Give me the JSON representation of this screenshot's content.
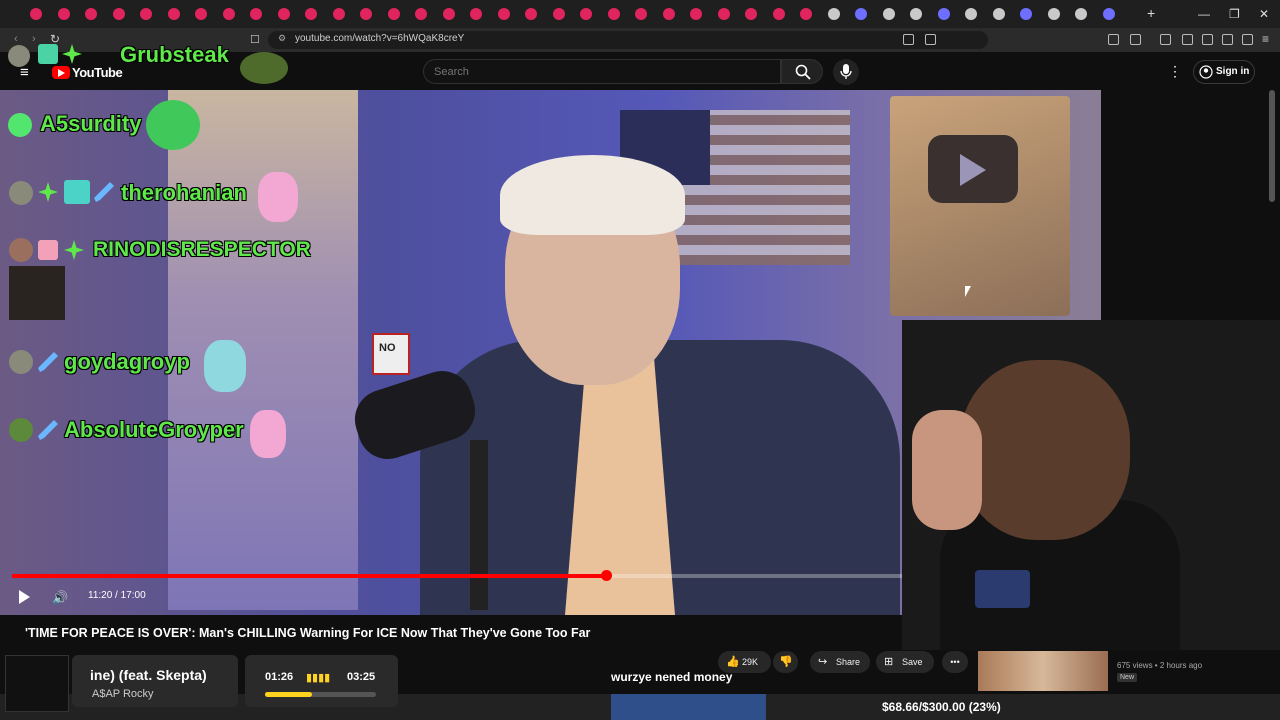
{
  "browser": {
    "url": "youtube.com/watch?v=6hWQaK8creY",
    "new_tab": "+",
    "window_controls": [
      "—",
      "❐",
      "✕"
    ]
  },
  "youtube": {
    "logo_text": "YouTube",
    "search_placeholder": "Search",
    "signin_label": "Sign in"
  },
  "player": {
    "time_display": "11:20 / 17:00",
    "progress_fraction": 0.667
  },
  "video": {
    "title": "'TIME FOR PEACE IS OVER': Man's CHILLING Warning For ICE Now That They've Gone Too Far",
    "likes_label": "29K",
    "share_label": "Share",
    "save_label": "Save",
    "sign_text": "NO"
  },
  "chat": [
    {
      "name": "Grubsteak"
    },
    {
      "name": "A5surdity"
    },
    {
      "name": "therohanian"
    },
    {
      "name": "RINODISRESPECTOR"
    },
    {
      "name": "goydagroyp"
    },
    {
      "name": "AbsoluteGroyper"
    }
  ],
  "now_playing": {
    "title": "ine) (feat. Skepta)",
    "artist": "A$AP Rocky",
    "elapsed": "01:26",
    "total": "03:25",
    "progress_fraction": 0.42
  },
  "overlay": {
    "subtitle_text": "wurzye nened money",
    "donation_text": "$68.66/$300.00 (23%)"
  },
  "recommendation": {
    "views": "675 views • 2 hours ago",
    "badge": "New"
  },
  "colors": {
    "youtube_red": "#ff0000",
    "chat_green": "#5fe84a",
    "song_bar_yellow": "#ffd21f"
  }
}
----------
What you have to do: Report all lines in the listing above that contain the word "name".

Response for this exercise:
      "name": "Grubsteak"
      "name": "A5surdity"
      "name": "therohanian"
      "name": "RINODISRESPECTOR"
      "name": "goydagroyp"
      "name": "AbsoluteGroyper"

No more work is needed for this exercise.